> WHAT IS NEEDED
Count the lines below that contain "buyer". Give only the number.

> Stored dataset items
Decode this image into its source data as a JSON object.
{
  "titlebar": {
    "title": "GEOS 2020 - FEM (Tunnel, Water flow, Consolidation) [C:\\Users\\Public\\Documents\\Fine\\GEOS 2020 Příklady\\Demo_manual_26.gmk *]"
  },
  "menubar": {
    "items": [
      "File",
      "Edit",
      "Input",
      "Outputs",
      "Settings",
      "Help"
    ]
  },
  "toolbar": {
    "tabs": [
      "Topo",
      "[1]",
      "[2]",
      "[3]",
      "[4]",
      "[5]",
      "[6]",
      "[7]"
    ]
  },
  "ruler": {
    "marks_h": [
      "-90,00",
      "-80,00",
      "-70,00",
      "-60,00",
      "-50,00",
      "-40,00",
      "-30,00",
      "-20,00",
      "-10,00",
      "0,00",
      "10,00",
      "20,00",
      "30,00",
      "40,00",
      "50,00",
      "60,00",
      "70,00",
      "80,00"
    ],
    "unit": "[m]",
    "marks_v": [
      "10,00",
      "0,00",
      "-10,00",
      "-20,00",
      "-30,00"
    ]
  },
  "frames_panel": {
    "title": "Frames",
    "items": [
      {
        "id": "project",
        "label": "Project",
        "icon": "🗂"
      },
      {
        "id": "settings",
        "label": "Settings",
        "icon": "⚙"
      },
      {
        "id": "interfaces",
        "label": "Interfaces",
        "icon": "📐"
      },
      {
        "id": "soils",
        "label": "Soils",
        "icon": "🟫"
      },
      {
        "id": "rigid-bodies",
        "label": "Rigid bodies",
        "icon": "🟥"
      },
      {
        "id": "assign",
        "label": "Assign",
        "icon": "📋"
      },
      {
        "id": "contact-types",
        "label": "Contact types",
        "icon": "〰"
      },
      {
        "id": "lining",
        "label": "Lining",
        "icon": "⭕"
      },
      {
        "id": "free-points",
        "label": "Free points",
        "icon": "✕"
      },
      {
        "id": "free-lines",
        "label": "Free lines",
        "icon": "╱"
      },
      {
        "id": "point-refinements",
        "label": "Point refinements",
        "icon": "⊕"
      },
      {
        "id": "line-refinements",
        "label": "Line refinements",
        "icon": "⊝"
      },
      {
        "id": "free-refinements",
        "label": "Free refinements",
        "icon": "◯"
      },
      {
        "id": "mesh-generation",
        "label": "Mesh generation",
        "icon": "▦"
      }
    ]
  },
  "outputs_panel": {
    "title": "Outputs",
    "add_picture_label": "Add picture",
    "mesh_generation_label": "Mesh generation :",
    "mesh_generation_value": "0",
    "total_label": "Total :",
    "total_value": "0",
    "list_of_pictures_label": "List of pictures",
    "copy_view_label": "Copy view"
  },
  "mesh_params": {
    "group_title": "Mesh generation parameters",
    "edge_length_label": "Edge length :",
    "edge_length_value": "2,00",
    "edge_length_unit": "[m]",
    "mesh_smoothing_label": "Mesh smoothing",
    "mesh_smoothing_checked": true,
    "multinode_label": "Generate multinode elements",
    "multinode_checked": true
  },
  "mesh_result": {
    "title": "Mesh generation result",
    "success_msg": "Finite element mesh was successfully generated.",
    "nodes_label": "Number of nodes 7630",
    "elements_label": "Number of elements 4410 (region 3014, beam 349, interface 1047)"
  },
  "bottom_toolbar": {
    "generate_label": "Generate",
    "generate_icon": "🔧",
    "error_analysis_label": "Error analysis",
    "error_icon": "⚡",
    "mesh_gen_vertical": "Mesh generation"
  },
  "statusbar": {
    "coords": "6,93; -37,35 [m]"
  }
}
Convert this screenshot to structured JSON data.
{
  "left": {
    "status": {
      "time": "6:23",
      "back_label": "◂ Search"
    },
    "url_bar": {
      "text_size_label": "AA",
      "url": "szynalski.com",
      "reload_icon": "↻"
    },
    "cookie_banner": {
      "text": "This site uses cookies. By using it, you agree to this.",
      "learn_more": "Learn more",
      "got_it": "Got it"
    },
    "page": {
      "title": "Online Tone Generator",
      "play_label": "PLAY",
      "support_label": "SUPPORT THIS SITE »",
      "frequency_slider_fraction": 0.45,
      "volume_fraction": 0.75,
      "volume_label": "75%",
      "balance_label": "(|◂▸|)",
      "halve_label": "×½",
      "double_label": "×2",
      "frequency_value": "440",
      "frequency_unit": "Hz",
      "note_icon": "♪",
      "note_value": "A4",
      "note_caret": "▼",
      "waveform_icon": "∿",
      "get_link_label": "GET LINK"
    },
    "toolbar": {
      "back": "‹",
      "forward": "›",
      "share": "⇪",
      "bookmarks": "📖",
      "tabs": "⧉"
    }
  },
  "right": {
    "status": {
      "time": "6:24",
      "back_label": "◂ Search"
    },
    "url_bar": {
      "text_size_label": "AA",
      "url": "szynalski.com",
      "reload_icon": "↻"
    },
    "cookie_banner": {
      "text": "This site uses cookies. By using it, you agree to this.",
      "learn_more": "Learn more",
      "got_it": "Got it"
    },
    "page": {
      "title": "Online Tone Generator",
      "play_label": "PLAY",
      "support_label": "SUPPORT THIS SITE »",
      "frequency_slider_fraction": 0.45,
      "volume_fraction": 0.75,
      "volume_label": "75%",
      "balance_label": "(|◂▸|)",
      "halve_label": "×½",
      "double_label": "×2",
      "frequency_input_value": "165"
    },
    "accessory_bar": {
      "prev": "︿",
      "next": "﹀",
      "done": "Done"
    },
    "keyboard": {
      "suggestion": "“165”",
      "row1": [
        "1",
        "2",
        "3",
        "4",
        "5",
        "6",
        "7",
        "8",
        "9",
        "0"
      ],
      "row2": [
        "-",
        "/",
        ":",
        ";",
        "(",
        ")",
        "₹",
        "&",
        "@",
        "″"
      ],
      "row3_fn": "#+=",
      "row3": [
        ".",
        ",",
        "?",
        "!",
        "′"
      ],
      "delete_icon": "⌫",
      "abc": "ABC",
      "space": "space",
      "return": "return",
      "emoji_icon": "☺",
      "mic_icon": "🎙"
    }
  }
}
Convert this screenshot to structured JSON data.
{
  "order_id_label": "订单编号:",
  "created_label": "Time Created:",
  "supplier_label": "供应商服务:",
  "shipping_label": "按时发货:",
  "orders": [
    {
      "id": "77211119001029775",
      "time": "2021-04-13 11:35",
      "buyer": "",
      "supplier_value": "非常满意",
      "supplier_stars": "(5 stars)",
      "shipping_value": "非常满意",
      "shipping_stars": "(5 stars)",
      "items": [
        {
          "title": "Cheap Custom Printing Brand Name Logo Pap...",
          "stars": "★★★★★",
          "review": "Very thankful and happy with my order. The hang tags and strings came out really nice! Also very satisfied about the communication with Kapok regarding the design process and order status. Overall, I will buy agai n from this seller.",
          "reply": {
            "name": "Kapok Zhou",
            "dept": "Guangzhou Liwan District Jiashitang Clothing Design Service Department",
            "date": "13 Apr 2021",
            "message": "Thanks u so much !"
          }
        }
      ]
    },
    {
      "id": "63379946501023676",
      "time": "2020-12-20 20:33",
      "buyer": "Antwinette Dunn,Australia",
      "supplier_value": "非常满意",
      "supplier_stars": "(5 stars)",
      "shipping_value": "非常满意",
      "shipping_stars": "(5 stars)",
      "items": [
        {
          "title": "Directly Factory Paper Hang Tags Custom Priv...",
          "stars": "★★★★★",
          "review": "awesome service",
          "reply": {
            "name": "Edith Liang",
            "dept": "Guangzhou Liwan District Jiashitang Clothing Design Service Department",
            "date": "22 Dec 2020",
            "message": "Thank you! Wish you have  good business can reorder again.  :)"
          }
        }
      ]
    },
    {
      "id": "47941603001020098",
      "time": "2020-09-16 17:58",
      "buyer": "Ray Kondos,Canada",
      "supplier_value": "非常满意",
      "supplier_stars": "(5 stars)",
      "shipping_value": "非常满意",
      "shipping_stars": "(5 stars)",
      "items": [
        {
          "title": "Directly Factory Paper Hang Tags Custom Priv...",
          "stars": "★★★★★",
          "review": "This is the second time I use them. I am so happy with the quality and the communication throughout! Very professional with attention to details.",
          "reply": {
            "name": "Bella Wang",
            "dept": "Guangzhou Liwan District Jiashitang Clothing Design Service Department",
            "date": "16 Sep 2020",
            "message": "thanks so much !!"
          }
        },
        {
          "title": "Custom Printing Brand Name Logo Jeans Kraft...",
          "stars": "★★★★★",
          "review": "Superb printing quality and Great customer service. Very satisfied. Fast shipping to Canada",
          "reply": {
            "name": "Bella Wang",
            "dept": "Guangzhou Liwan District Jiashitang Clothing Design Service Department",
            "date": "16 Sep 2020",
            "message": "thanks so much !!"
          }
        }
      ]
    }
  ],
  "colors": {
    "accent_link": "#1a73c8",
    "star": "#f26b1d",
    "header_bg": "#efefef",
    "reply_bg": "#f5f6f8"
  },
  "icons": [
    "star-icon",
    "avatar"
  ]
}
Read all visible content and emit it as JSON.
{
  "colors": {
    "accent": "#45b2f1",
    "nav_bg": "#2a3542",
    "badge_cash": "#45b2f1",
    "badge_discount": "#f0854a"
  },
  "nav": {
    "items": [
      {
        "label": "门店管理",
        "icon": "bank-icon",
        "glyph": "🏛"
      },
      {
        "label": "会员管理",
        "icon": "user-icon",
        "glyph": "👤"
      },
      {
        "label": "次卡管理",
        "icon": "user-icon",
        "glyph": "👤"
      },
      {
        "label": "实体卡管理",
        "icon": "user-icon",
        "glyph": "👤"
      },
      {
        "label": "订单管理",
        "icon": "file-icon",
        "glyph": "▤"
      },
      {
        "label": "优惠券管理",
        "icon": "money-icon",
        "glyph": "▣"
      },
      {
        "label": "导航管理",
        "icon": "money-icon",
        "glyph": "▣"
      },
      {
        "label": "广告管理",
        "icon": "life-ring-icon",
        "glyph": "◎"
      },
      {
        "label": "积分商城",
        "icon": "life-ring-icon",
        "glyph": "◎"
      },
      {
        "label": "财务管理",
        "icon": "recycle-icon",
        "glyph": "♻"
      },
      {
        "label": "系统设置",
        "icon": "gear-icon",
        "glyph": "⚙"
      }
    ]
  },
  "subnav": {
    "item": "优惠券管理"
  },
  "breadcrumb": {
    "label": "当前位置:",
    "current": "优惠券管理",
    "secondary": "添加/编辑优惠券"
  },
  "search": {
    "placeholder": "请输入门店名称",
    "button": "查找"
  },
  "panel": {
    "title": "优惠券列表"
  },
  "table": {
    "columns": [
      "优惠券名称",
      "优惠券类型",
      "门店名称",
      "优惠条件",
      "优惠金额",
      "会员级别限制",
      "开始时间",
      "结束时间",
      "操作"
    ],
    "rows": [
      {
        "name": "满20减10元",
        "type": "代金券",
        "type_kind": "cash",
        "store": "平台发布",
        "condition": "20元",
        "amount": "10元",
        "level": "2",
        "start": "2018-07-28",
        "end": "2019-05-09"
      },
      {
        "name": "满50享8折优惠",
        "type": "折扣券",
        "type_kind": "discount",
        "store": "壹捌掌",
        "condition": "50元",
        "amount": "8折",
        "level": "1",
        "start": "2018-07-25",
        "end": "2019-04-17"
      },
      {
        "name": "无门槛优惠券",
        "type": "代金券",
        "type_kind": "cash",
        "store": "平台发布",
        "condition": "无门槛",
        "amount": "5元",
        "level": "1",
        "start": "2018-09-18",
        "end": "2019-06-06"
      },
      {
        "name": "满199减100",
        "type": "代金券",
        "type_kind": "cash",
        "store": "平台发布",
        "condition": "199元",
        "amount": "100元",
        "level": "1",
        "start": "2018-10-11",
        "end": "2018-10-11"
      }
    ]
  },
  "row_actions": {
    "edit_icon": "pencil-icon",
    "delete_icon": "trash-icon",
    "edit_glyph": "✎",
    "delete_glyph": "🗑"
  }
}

> ANSWER FOR THIS EXERCISE
3